• _What you have to do_
A faithful, complete copy of the entries below is required, with images removed.

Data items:
--------------------------------

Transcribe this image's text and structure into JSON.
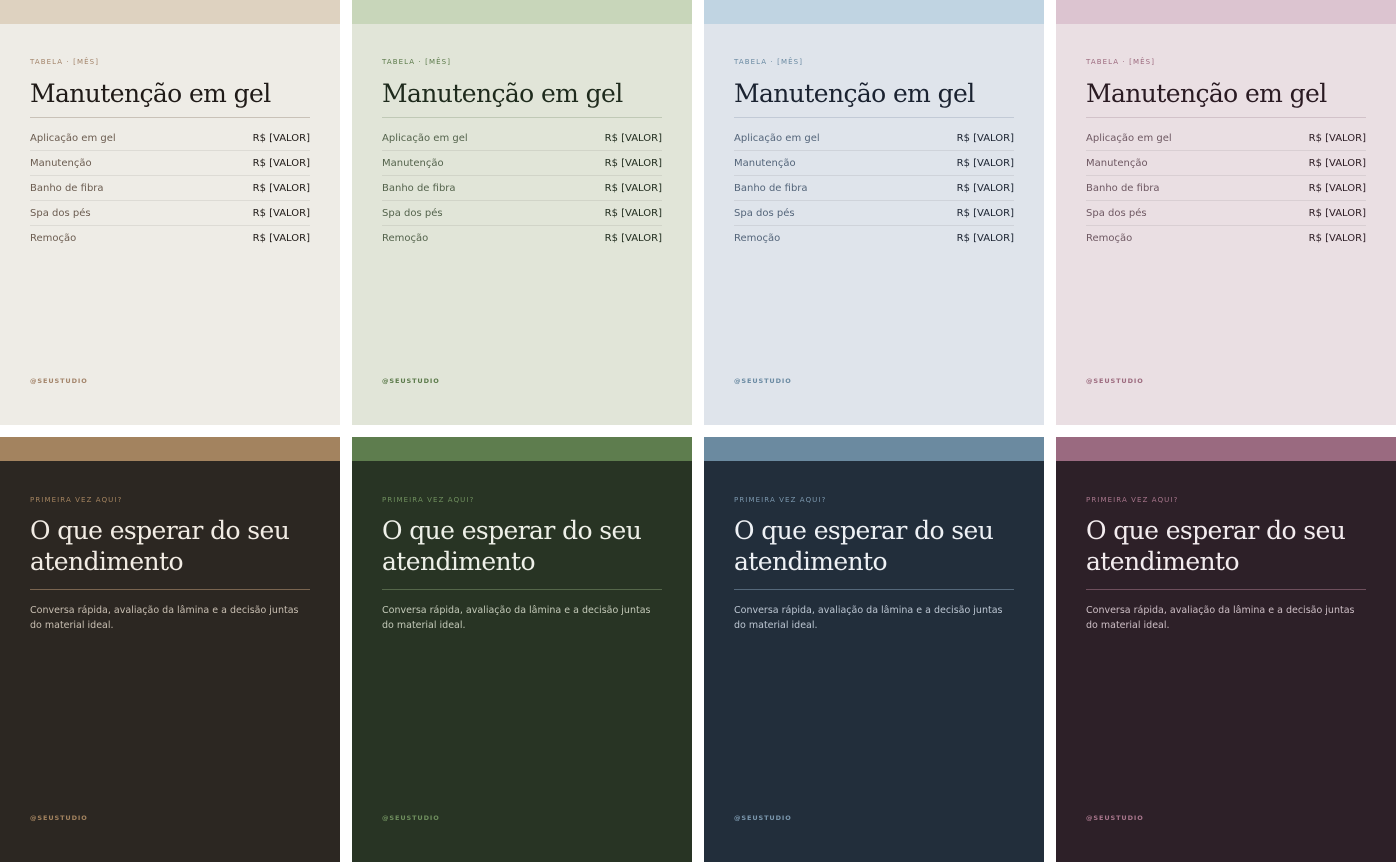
{
  "light_cards": [
    {
      "kicker": "TABELA · [MÊS]",
      "title": "Manutenção em gel",
      "rows": [
        {
          "label": "Aplicação em gel",
          "price": "R$ [VALOR]"
        },
        {
          "label": "Manutenção",
          "price": "R$ [VALOR]"
        },
        {
          "label": "Banho de fibra",
          "price": "R$ [VALOR]"
        },
        {
          "label": "Spa dos pés",
          "price": "R$ [VALOR]"
        },
        {
          "label": "Remoção",
          "price": "R$ [VALOR]"
        }
      ],
      "handle": "@SEUSTUDIO",
      "colors": {
        "band": "#ded2c0",
        "bg": "#eeece6",
        "accent": "#a3846a",
        "text": "#1f1a17",
        "label": "#6b5c50",
        "rule": "#c9c2b8"
      }
    },
    {
      "kicker": "TABELA · [MÊS]",
      "title": "Manutenção em gel",
      "rows": [
        {
          "label": "Aplicação em gel",
          "price": "R$ [VALOR]"
        },
        {
          "label": "Manutenção",
          "price": "R$ [VALOR]"
        },
        {
          "label": "Banho de fibra",
          "price": "R$ [VALOR]"
        },
        {
          "label": "Spa dos pés",
          "price": "R$ [VALOR]"
        },
        {
          "label": "Remoção",
          "price": "R$ [VALOR]"
        }
      ],
      "handle": "@SEUSTUDIO",
      "colors": {
        "band": "#c8d6ba",
        "bg": "#e1e5d8",
        "accent": "#5b7a4a",
        "text": "#1e2a1c",
        "label": "#54634c",
        "rule": "#c0c9b6"
      }
    },
    {
      "kicker": "TABELA · [MÊS]",
      "title": "Manutenção em gel",
      "rows": [
        {
          "label": "Aplicação em gel",
          "price": "R$ [VALOR]"
        },
        {
          "label": "Manutenção",
          "price": "R$ [VALOR]"
        },
        {
          "label": "Banho de fibra",
          "price": "R$ [VALOR]"
        },
        {
          "label": "Spa dos pés",
          "price": "R$ [VALOR]"
        },
        {
          "label": "Remoção",
          "price": "R$ [VALOR]"
        }
      ],
      "handle": "@SEUSTUDIO",
      "colors": {
        "band": "#c0d4e2",
        "bg": "#dfe4eb",
        "accent": "#6a8aa2",
        "text": "#1a2230",
        "label": "#54657a",
        "rule": "#c2cad6"
      }
    },
    {
      "kicker": "TABELA · [MÊS]",
      "title": "Manutenção em gel",
      "rows": [
        {
          "label": "Aplicação em gel",
          "price": "R$ [VALOR]"
        },
        {
          "label": "Manutenção",
          "price": "R$ [VALOR]"
        },
        {
          "label": "Banho de fibra",
          "price": "R$ [VALOR]"
        },
        {
          "label": "Spa dos pés",
          "price": "R$ [VALOR]"
        },
        {
          "label": "Remoção",
          "price": "R$ [VALOR]"
        }
      ],
      "handle": "@SEUSTUDIO",
      "colors": {
        "band": "#dcc4d0",
        "bg": "#eadfe3",
        "accent": "#9c6a7e",
        "text": "#2a1a22",
        "label": "#6e5862",
        "rule": "#d2c2c9"
      }
    }
  ],
  "dark_cards": [
    {
      "kicker": "PRIMEIRA VEZ AQUI?",
      "title": "O que esperar do seu atendimento",
      "description": "Conversa rápida, avaliação da lâmina e a decisão juntas do material ideal.",
      "handle": "@SEUSTUDIO",
      "colors": {
        "band": "#a3835f",
        "bg": "#2c2722",
        "accent": "#a3835f",
        "text": "#f2ece4",
        "body": "#c9bfb2",
        "rule": "#7a6550"
      }
    },
    {
      "kicker": "PRIMEIRA VEZ AQUI?",
      "title": "O que esperar do seu atendimento",
      "description": "Conversa rápida, avaliação da lâmina e a decisão juntas do material ideal.",
      "handle": "@SEUSTUDIO",
      "colors": {
        "band": "#5e7d4e",
        "bg": "#283424",
        "accent": "#6f8f5e",
        "text": "#eef0e8",
        "body": "#c3c9b8",
        "rule": "#55674a"
      }
    },
    {
      "kicker": "PRIMEIRA VEZ AQUI?",
      "title": "O que esperar do seu atendimento",
      "description": "Conversa rápida, avaliação da lâmina e a decisão juntas do material ideal.",
      "handle": "@SEUSTUDIO",
      "colors": {
        "band": "#6b8aa0",
        "bg": "#222e3b",
        "accent": "#7b97ad",
        "text": "#eef1f5",
        "body": "#bcc6d2",
        "rule": "#55687a"
      }
    },
    {
      "kicker": "PRIMEIRA VEZ AQUI?",
      "title": "O que esperar do seu atendimento",
      "description": "Conversa rápida, avaliação da lâmina e a decisão juntas do material ideal.",
      "handle": "@SEUSTUDIO",
      "colors": {
        "band": "#9a6a80",
        "bg": "#2d2028",
        "accent": "#a8768c",
        "text": "#f3ecef",
        "body": "#cdbec5",
        "rule": "#6e4f5d"
      }
    }
  ]
}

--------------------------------

• _Your solution_
Transcribe this image's text and structure into JSON.
{
  "light_cards": [
    {
      "kicker": "TABELA · [MÊS]",
      "title": "Manutenção em gel",
      "rows": [
        {
          "label": "Aplicação em gel",
          "price": "R$ [VALOR]"
        },
        {
          "label": "Manutenção",
          "price": "R$ [VALOR]"
        },
        {
          "label": "Banho de fibra",
          "price": "R$ [VALOR]"
        },
        {
          "label": "Spa dos pés",
          "price": "R$ [VALOR]"
        },
        {
          "label": "Remoção",
          "price": "R$ [VALOR]"
        }
      ],
      "handle": "@SEUSTUDIO",
      "colors": {
        "band": "#ded2c0",
        "bg": "#eeece6",
        "accent": "#a3846a",
        "text": "#1f1a17",
        "label": "#6b5c50",
        "rule": "#c9c2b8"
      }
    },
    {
      "kicker": "TABELA · [MÊS]",
      "title": "Manutenção em gel",
      "rows": [
        {
          "label": "Aplicação em gel",
          "price": "R$ [VALOR]"
        },
        {
          "label": "Manutenção",
          "price": "R$ [VALOR]"
        },
        {
          "label": "Banho de fibra",
          "price": "R$ [VALOR]"
        },
        {
          "label": "Spa dos pés",
          "price": "R$ [VALOR]"
        },
        {
          "label": "Remoção",
          "price": "R$ [VALOR]"
        }
      ],
      "handle": "@SEUSTUDIO",
      "colors": {
        "band": "#c8d6ba",
        "bg": "#e1e5d8",
        "accent": "#5b7a4a",
        "text": "#1e2a1c",
        "label": "#54634c",
        "rule": "#c0c9b6"
      }
    },
    {
      "kicker": "TABELA · [MÊS]",
      "title": "Manutenção em gel",
      "rows": [
        {
          "label": "Aplicação em gel",
          "price": "R$ [VALOR]"
        },
        {
          "label": "Manutenção",
          "price": "R$ [VALOR]"
        },
        {
          "label": "Banho de fibra",
          "price": "R$ [VALOR]"
        },
        {
          "label": "Spa dos pés",
          "price": "R$ [VALOR]"
        },
        {
          "label": "Remoção",
          "price": "R$ [VALOR]"
        }
      ],
      "handle": "@SEUSTUDIO",
      "colors": {
        "band": "#c0d4e2",
        "bg": "#dfe4eb",
        "accent": "#6a8aa2",
        "text": "#1a2230",
        "label": "#54657a",
        "rule": "#c2cad6"
      }
    },
    {
      "kicker": "TABELA · [MÊS]",
      "title": "Manutenção em gel",
      "rows": [
        {
          "label": "Aplicação em gel",
          "price": "R$ [VALOR]"
        },
        {
          "label": "Manutenção",
          "price": "R$ [VALOR]"
        },
        {
          "label": "Banho de fibra",
          "price": "R$ [VALOR]"
        },
        {
          "label": "Spa dos pés",
          "price": "R$ [VALOR]"
        },
        {
          "label": "Remoção",
          "price": "R$ [VALOR]"
        }
      ],
      "handle": "@SEUSTUDIO",
      "colors": {
        "band": "#dcc4d0",
        "bg": "#eadfe3",
        "accent": "#9c6a7e",
        "text": "#2a1a22",
        "label": "#6e5862",
        "rule": "#d2c2c9"
      }
    }
  ],
  "dark_cards": [
    {
      "kicker": "PRIMEIRA VEZ AQUI?",
      "title": "O que esperar do seu atendimento",
      "description": "Conversa rápida, avaliação da lâmina e a decisão juntas do material ideal.",
      "handle": "@SEUSTUDIO",
      "colors": {
        "band": "#a3835f",
        "bg": "#2c2722",
        "accent": "#a3835f",
        "text": "#f2ece4",
        "body": "#c9bfb2",
        "rule": "#7a6550"
      }
    },
    {
      "kicker": "PRIMEIRA VEZ AQUI?",
      "title": "O que esperar do seu atendimento",
      "description": "Conversa rápida, avaliação da lâmina e a decisão juntas do material ideal.",
      "handle": "@SEUSTUDIO",
      "colors": {
        "band": "#5e7d4e",
        "bg": "#283424",
        "accent": "#6f8f5e",
        "text": "#eef0e8",
        "body": "#c3c9b8",
        "rule": "#55674a"
      }
    },
    {
      "kicker": "PRIMEIRA VEZ AQUI?",
      "title": "O que esperar do seu atendimento",
      "description": "Conversa rápida, avaliação da lâmina e a decisão juntas do material ideal.",
      "handle": "@SEUSTUDIO",
      "colors": {
        "band": "#6b8aa0",
        "bg": "#222e3b",
        "accent": "#7b97ad",
        "text": "#eef1f5",
        "body": "#bcc6d2",
        "rule": "#55687a"
      }
    },
    {
      "kicker": "PRIMEIRA VEZ AQUI?",
      "title": "O que esperar do seu atendimento",
      "description": "Conversa rápida, avaliação da lâmina e a decisão juntas do material ideal.",
      "handle": "@SEUSTUDIO",
      "colors": {
        "band": "#9a6a80",
        "bg": "#2d2028",
        "accent": "#a8768c",
        "text": "#f3ecef",
        "body": "#cdbec5",
        "rule": "#6e4f5d"
      }
    }
  ]
}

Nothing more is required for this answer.